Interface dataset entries

......

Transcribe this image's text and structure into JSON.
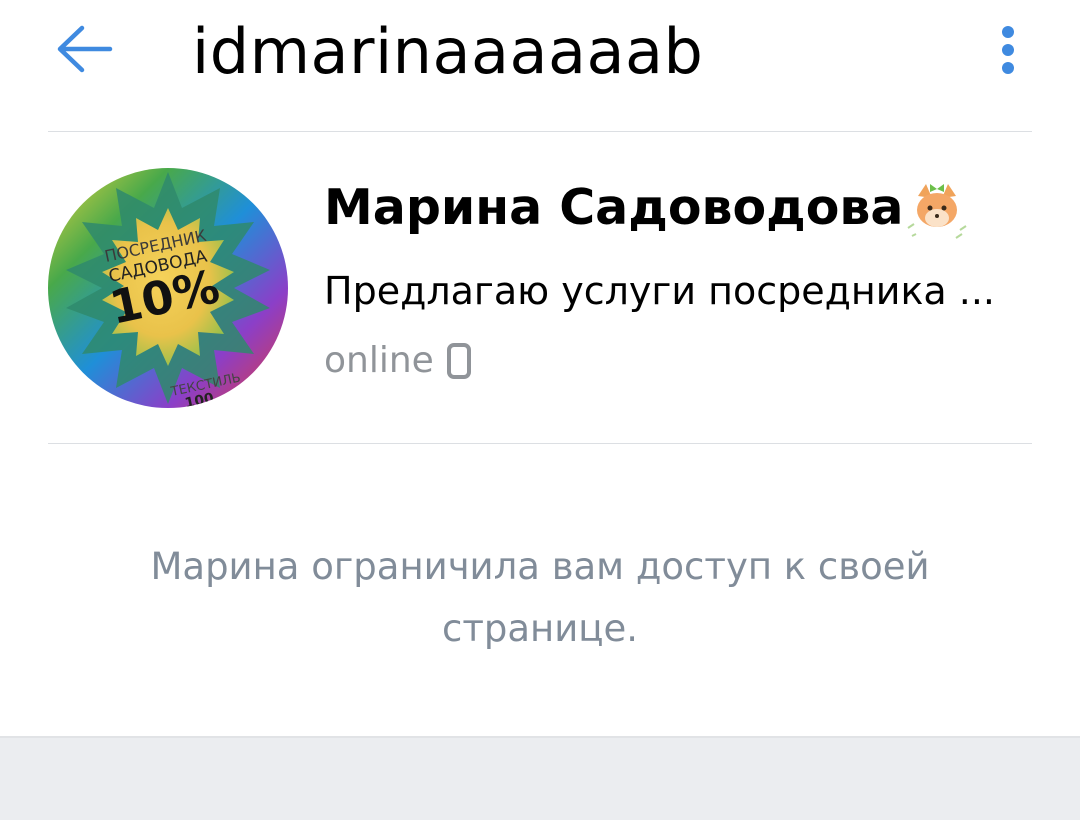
{
  "header": {
    "title": "idmarinaaaaaab",
    "back_icon": "arrow-left-icon",
    "more_icon": "more-vertical-icon",
    "accent_color": "#3f8ae0"
  },
  "profile": {
    "avatar": {
      "line1": "ПОСРЕДНИК",
      "line2": "САДОВОДА",
      "big": "10%",
      "bottom": "ТЕКСТИЛЬ",
      "bottom2": "100"
    },
    "name": "Марина Садоводова",
    "name_emoji": "fox-face-icon",
    "status": "Предлагаю услуги посредника ...",
    "online": "online",
    "online_device_icon": "mobile-phone-icon"
  },
  "restricted_message": "Марина ограничила вам доступ к своей странице.",
  "colors": {
    "secondary_text": "#818c99",
    "online_text": "#909499",
    "divider": "#dcdfe3",
    "footer_bg": "#ebedf0"
  }
}
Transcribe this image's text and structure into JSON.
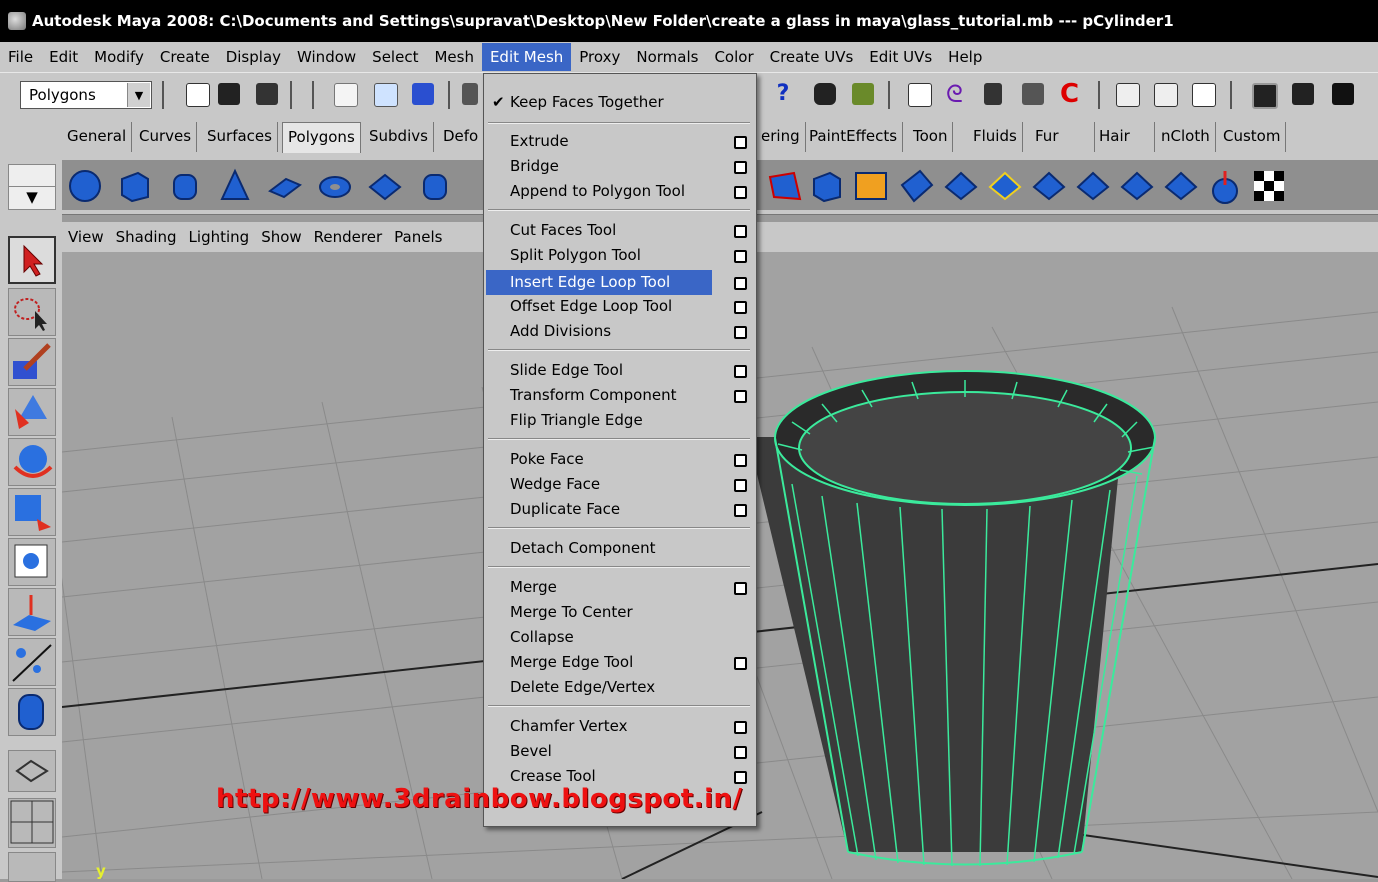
{
  "window": {
    "title": "Autodesk Maya 2008: C:\\Documents and Settings\\supravat\\Desktop\\New Folder\\create a glass in maya\\glass_tutorial.mb  ---  pCylinder1"
  },
  "menubar": [
    "File",
    "Edit",
    "Modify",
    "Create",
    "Display",
    "Window",
    "Select",
    "Mesh",
    "Edit Mesh",
    "Proxy",
    "Normals",
    "Color",
    "Create UVs",
    "Edit UVs",
    "Help"
  ],
  "active_menu": "Edit Mesh",
  "mode_select": {
    "value": "Polygons"
  },
  "shelf_tabs": [
    "General",
    "Curves",
    "Surfaces",
    "Polygons",
    "Subdivs",
    "Defo",
    "ering",
    "PaintEffects",
    "Toon",
    "Fluids",
    "Fur",
    "Hair",
    "nCloth",
    "Custom"
  ],
  "selected_shelf_tab": "Polygons",
  "panel_menu": [
    "View",
    "Shading",
    "Lighting",
    "Show",
    "Renderer",
    "Panels"
  ],
  "edit_mesh_menu": {
    "keep_faces_together": "Keep Faces Together",
    "items": [
      {
        "label": "Extrude",
        "option": true
      },
      {
        "label": "Bridge",
        "option": true
      },
      {
        "label": "Append to Polygon Tool",
        "option": true
      },
      {
        "label": "Cut Faces Tool",
        "option": true
      },
      {
        "label": "Split Polygon Tool",
        "option": true
      },
      {
        "label": "Insert Edge Loop Tool",
        "option": true,
        "highlighted": true
      },
      {
        "label": "Offset Edge Loop Tool",
        "option": true
      },
      {
        "label": "Add Divisions",
        "option": true
      },
      {
        "label": "Slide Edge Tool",
        "option": true
      },
      {
        "label": "Transform Component",
        "option": true
      },
      {
        "label": "Flip Triangle Edge",
        "option": false
      },
      {
        "label": "Poke Face",
        "option": true
      },
      {
        "label": "Wedge Face",
        "option": true
      },
      {
        "label": "Duplicate Face",
        "option": true
      },
      {
        "label": "Detach Component",
        "option": false
      },
      {
        "label": "Merge",
        "option": true
      },
      {
        "label": "Merge To Center",
        "option": false
      },
      {
        "label": "Collapse",
        "option": false
      },
      {
        "label": "Merge Edge Tool",
        "option": true
      },
      {
        "label": "Delete Edge/Vertex",
        "option": false
      },
      {
        "label": "Chamfer Vertex",
        "option": true
      },
      {
        "label": "Bevel",
        "option": true
      },
      {
        "label": "Crease Tool",
        "option": true
      }
    ]
  },
  "watermark": "http://www.3drainbow.blogspot.in/",
  "axis_label": "y",
  "colors": {
    "menu_highlight": "#3a66c6",
    "wireframe": "#3bea9c",
    "watermark": "#ee1111"
  }
}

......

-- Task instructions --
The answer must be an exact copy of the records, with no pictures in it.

-- Your solution --
Transcribe this image's text and structure into JSON.
{
  "header": {
    "title": "idmarinaaaaaab",
    "back_icon": "arrow-left-icon",
    "more_icon": "more-vertical-icon",
    "accent_color": "#3f8ae0"
  },
  "profile": {
    "avatar": {
      "line1": "ПОСРЕДНИК",
      "line2": "САДОВОДА",
      "big": "10%",
      "bottom": "ТЕКСТИЛЬ",
      "bottom2": "100"
    },
    "name": "Марина Садоводова",
    "name_emoji": "fox-face-icon",
    "status": "Предлагаю услуги посредника ...",
    "online": "online",
    "online_device_icon": "mobile-phone-icon"
  },
  "restricted_message": "Марина ограничила вам доступ к своей странице.",
  "colors": {
    "secondary_text": "#818c99",
    "online_text": "#909499",
    "divider": "#dcdfe3",
    "footer_bg": "#ebedf0"
  }
}
Transcribe this image's text and structure into JSON.
{
  "window": {
    "title": "Autodesk Maya 2008: C:\\Documents and Settings\\supravat\\Desktop\\New Folder\\create a glass in maya\\glass_tutorial.mb  ---  pCylinder1"
  },
  "menubar": [
    "File",
    "Edit",
    "Modify",
    "Create",
    "Display",
    "Window",
    "Select",
    "Mesh",
    "Edit Mesh",
    "Proxy",
    "Normals",
    "Color",
    "Create UVs",
    "Edit UVs",
    "Help"
  ],
  "active_menu": "Edit Mesh",
  "mode_select": {
    "value": "Polygons"
  },
  "shelf_tabs": [
    "General",
    "Curves",
    "Surfaces",
    "Polygons",
    "Subdivs",
    "Defo",
    "ering",
    "PaintEffects",
    "Toon",
    "Fluids",
    "Fur",
    "Hair",
    "nCloth",
    "Custom"
  ],
  "selected_shelf_tab": "Polygons",
  "panel_menu": [
    "View",
    "Shading",
    "Lighting",
    "Show",
    "Renderer",
    "Panels"
  ],
  "edit_mesh_menu": {
    "keep_faces_together": "Keep Faces Together",
    "items": [
      {
        "label": "Extrude",
        "option": true
      },
      {
        "label": "Bridge",
        "option": true
      },
      {
        "label": "Append to Polygon Tool",
        "option": true
      },
      {
        "label": "Cut Faces Tool",
        "option": true
      },
      {
        "label": "Split Polygon Tool",
        "option": true
      },
      {
        "label": "Insert Edge Loop Tool",
        "option": true,
        "highlighted": true
      },
      {
        "label": "Offset Edge Loop Tool",
        "option": true
      },
      {
        "label": "Add Divisions",
        "option": true
      },
      {
        "label": "Slide Edge Tool",
        "option": true
      },
      {
        "label": "Transform Component",
        "option": true
      },
      {
        "label": "Flip Triangle Edge",
        "option": false
      },
      {
        "label": "Poke Face",
        "option": true
      },
      {
        "label": "Wedge Face",
        "option": true
      },
      {
        "label": "Duplicate Face",
        "option": true
      },
      {
        "label": "Detach Component",
        "option": false
      },
      {
        "label": "Merge",
        "option": true
      },
      {
        "label": "Merge To Center",
        "option": false
      },
      {
        "label": "Collapse",
        "option": false
      },
      {
        "label": "Merge Edge Tool",
        "option": true
      },
      {
        "label": "Delete Edge/Vertex",
        "option": false
      },
      {
        "label": "Chamfer Vertex",
        "option": true
      },
      {
        "label": "Bevel",
        "option": true
      },
      {
        "label": "Crease Tool",
        "option": true
      }
    ]
  },
  "watermark": "http://www.3drainbow.blogspot.in/",
  "axis_label": "y",
  "colors": {
    "menu_highlight": "#3a66c6",
    "wireframe": "#3bea9c",
    "watermark": "#ee1111"
  }
}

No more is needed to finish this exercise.